Plans are under way to implement electronic monitoring of Somkhanda Community Game Reserve’s black and white rhino populations. South Africa’s Wildlands Conservation Trust (WCT) was instrumental in having 16 000ha of the Gumbi community’s successfully claimed land formally proclaimed as a conservation area in 2009. Under the guidance of WCT, the non-profit Global Nature Fund (GNF), together with the German Federal Ministry for Economic Co-operation and Development (GFMECD), will be funding the Global Positioning System (GPS) transmitters to be attached to Somkhanda’s rhinos.
The rhinos can then be better monitored. Somkhanda has lost two rhinos to poachers since the start of the year. “The hope is that this will not only prevent an animal being killed, it will also scare off potential poachers whose chances of being caught now increase,” said WCT CEO Dr Andrew Venter. The WCT, GNF and GFMECD also intend to assist the Gumbi Community to develop Somkhanda into an example of how Africa’s communities can conserve the continent’s unique and seriously threatened wildlife. This will possibly include reintroducing the African wild dog.
Along with the protection of the rhino, this will “improve the area’s tourism appeal, and the community will benefit from the increasing tourist visits on site,” said Stefan Hörmann, GNF’s programme manager. Somkhanda’s director, Nathi Gumbi, explained that discussions with the international partners were still at an early stage, but he felt that the ideas put forward were good.
“Protecting our rhino and having animals such as the African wild dog on our community reserve will help to attract tourists in a very competitive market,” said Gumbi.

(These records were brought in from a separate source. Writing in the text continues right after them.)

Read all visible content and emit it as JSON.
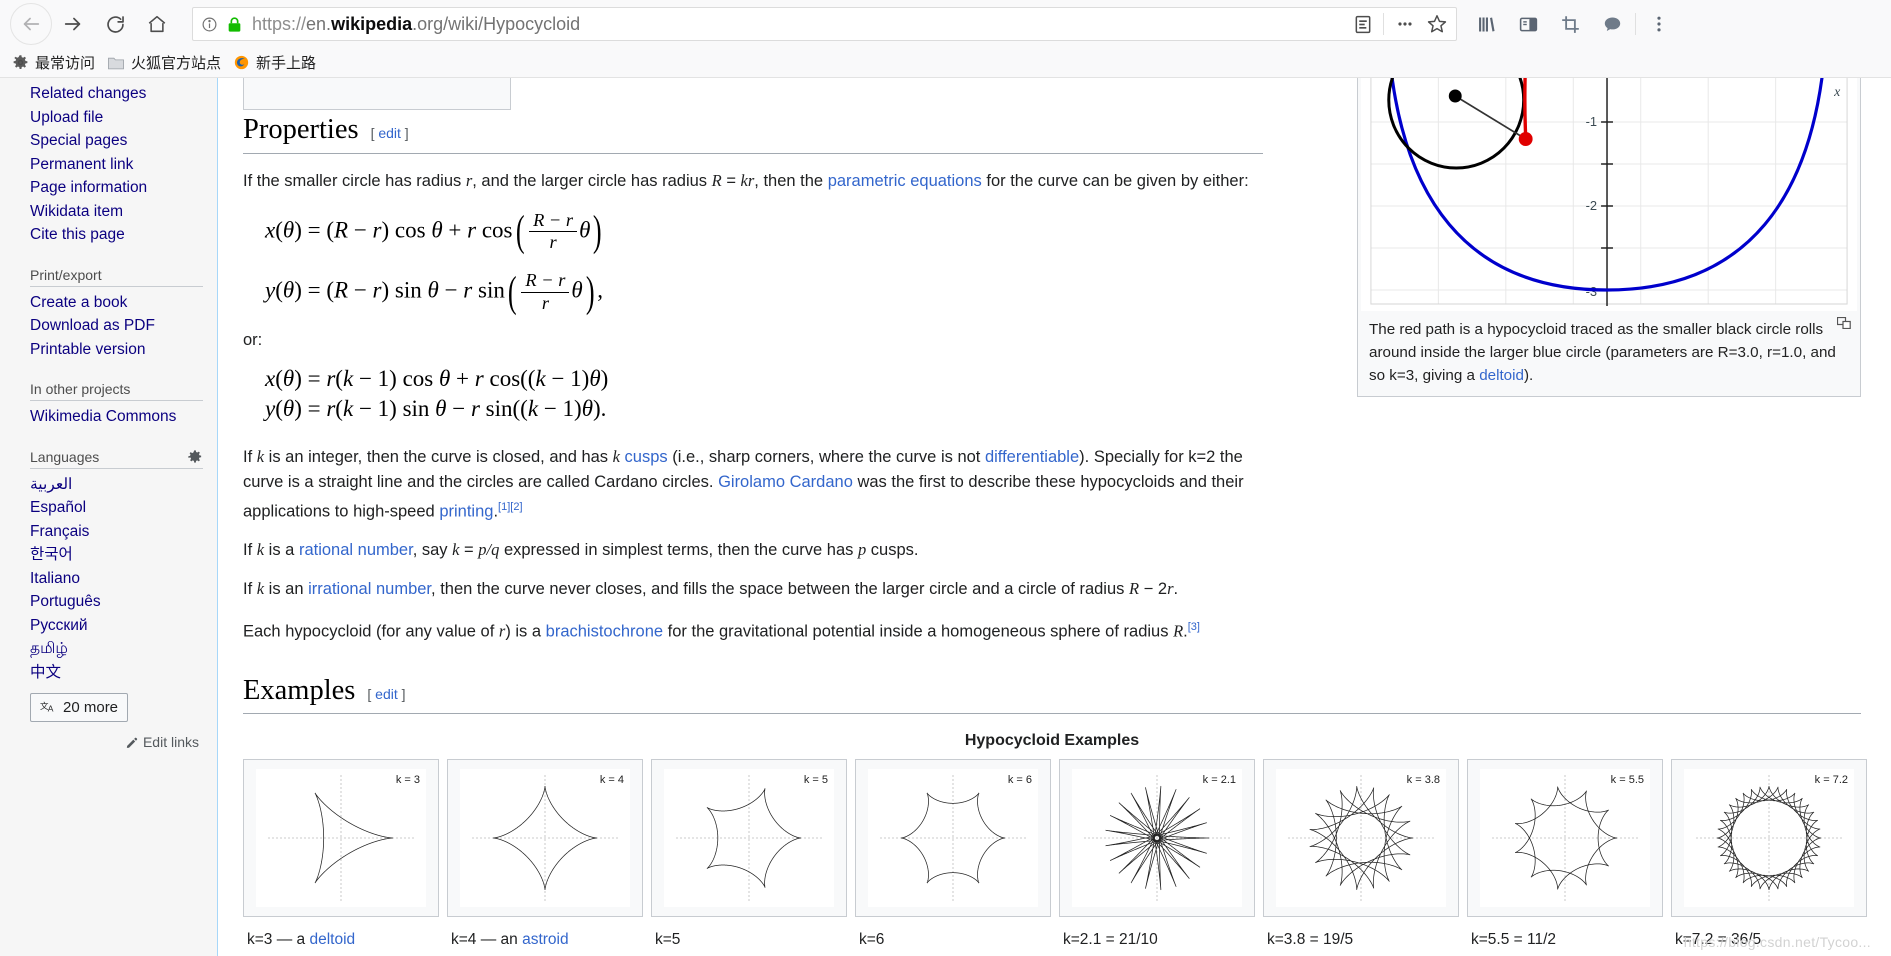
{
  "browser": {
    "back_icon": "back-arrow-icon",
    "forward_icon": "forward-arrow-icon",
    "reload_icon": "reload-icon",
    "home_icon": "home-icon",
    "url_scheme": "https://",
    "url_domain_pre": "en.",
    "url_domain_bold": "wikipedia",
    "url_domain_post": ".org/wiki/Hypocycloid",
    "url_full": "https://en.wikipedia.org/wiki/Hypocycloid",
    "reader_icon": "reader-view-icon",
    "more_icon": "page-actions-ellipsis-icon",
    "bookmark_icon": "bookmark-star-icon",
    "library_icon": "library-icon",
    "sidebar_icon": "sidebars-icon",
    "screenshot_icon": "screenshot-crop-icon",
    "pocket_icon": "pocket-chat-icon",
    "menu_icon": "app-menu-icon",
    "bookmarks": [
      {
        "label": "最常访问",
        "icon": "gear-icon"
      },
      {
        "label": "火狐官方站点",
        "icon": "folder-icon"
      },
      {
        "label": "新手上路",
        "icon": "firefox-icon"
      }
    ]
  },
  "sidebar": {
    "tools_links": [
      "Related changes",
      "Upload file",
      "Special pages",
      "Permanent link",
      "Page information",
      "Wikidata item",
      "Cite this page"
    ],
    "print_heading": "Print/export",
    "print_links": [
      "Create a book",
      "Download as PDF",
      "Printable version"
    ],
    "projects_heading": "In other projects",
    "projects_links": [
      "Wikimedia Commons"
    ],
    "languages_heading": "Languages",
    "languages_gear_icon": "gear-icon",
    "languages": [
      "العربية",
      "Español",
      "Français",
      "한국어",
      "Italiano",
      "Português",
      "Русский",
      "தமிழ்",
      "中文"
    ],
    "more_languages_label": "20 more",
    "more_languages_icon": "language-translate-icon",
    "edit_links_label": "Edit links",
    "edit_links_icon": "pencil-icon"
  },
  "content": {
    "properties": {
      "heading": "Properties",
      "edit_label": "[ edit ]",
      "intro_a": "If the smaller circle has radius ",
      "intro_r": "r",
      "intro_b": ", and the larger circle has radius ",
      "intro_R": "R",
      "intro_eq": " = ",
      "intro_kr": "kr",
      "intro_c": ", then the ",
      "intro_link": "parametric equations",
      "intro_d": " for the curve can be given by either:",
      "either_label": "either:",
      "or_label": "or:",
      "eq1": "x(θ) = (R − r) cos θ + r cos( (R − r)/r θ )",
      "eq2": "y(θ) = (R − r) sin θ − r sin( (R − r)/r θ ),",
      "eq3": "x(θ) = r(k − 1) cos θ + r cos((k − 1)θ)",
      "eq4": "y(θ) = r(k − 1) sin θ − r sin((k − 1)θ).",
      "p_int_1": "If ",
      "p_int_k": "k",
      "p_int_2": " is an integer, then the curve is closed, and has ",
      "p_int_3": " cusps",
      "p_int_4": " (i.e., sharp corners, where the curve is not ",
      "p_int_5": "differentiable",
      "p_int_6": "). Specially for k=2 the curve is a straight line and the circles are called Cardano circles. ",
      "p_int_7": "Girolamo Cardano",
      "p_int_8": " was the first to describe these hypocycloids and their applications to high-speed ",
      "p_int_9": "printing",
      "ref1": "[1]",
      "ref2": "[2]",
      "p_rat_1": "If ",
      "p_rat_k": "k",
      "p_rat_2": " is a ",
      "p_rat_link": "rational number",
      "p_rat_3": ", say ",
      "p_rat_eq": "k",
      "p_rat_4": " = ",
      "p_rat_pq": "p/q",
      "p_rat_5": " expressed in simplest terms, then the curve has ",
      "p_rat_p": "p",
      "p_rat_6": " cusps.",
      "p_irr_1": "If ",
      "p_irr_k": "k",
      "p_irr_2": " is an ",
      "p_irr_link": "irrational number",
      "p_irr_3": ", then the curve never closes, and fills the space between the larger circle and a circle of radius ",
      "p_irr_R": "R",
      "p_irr_4": " − 2",
      "p_irr_r": "r",
      "p_irr_5": ".",
      "p_bra_1": "Each hypocycloid (for any value of ",
      "p_bra_r": "r",
      "p_bra_2": ") is a ",
      "p_bra_link": "brachistochrone",
      "p_bra_3": " for the gravitational potential inside a homogeneous sphere of radius ",
      "p_bra_R": "R",
      "p_bra_4": ".",
      "ref3": "[3]"
    },
    "figure": {
      "caption_a": "The red path is a hypocycloid traced as the smaller black circle rolls around inside the larger blue circle (parameters are R=3.0, r=1.0, and so k=3, giving a ",
      "caption_link": "deltoid",
      "caption_b": ").",
      "magnify_icon": "magnify-enlarge-icon",
      "axis_label_x": "x",
      "y_ticks": [
        "-1",
        "-2",
        "-3"
      ],
      "params": {
        "R": "3.0",
        "r": "1.0",
        "k": "3"
      }
    },
    "examples": {
      "heading": "Examples",
      "edit_label": "[ edit ]",
      "gallery_title": "Hypocycloid Examples",
      "items": [
        {
          "k_label": "k = 3",
          "caption_pre": "k=3 — a ",
          "caption_link": "deltoid",
          "caption_post": "",
          "k": 3,
          "cusps": 3
        },
        {
          "k_label": "k = 4",
          "caption_pre": "k=4 — an ",
          "caption_link": "astroid",
          "caption_post": "",
          "k": 4,
          "cusps": 4
        },
        {
          "k_label": "k = 5",
          "caption_pre": "k=5",
          "caption_link": "",
          "caption_post": "",
          "k": 5,
          "cusps": 5
        },
        {
          "k_label": "k = 6",
          "caption_pre": "k=6",
          "caption_link": "",
          "caption_post": "",
          "k": 6,
          "cusps": 6
        },
        {
          "k_label": "k = 2.1",
          "caption_pre": "k=2.1 = 21/10",
          "caption_link": "",
          "caption_post": "",
          "k": 2.1,
          "cusps": 21
        },
        {
          "k_label": "k = 3.8",
          "caption_pre": "k=3.8 = 19/5",
          "caption_link": "",
          "caption_post": "",
          "k": 3.8,
          "cusps": 19
        },
        {
          "k_label": "k = 5.5",
          "caption_pre": "k=5.5 = 11/2",
          "caption_link": "",
          "caption_post": "",
          "k": 5.5,
          "cusps": 11
        },
        {
          "k_label": "k = 7.2",
          "caption_pre": "k=7.2 = 36/5",
          "caption_link": "",
          "caption_post": "",
          "k": 7.2,
          "cusps": 36
        }
      ]
    },
    "watermark": "https://blog.csdn.net/Tycoo..."
  },
  "colors": {
    "link": "#3366cc",
    "sidebar_link": "#0b0080",
    "curve_blue": "#0000cc",
    "curve_red": "#e00000",
    "chrome_bg": "#f9f9fa"
  }
}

He warned, however, that they would first have to consult with neighbours on reintroducing wild dogs. Wild dogs like to wander and we don’t want to have problems with them attacking our neighbours’ livestock.”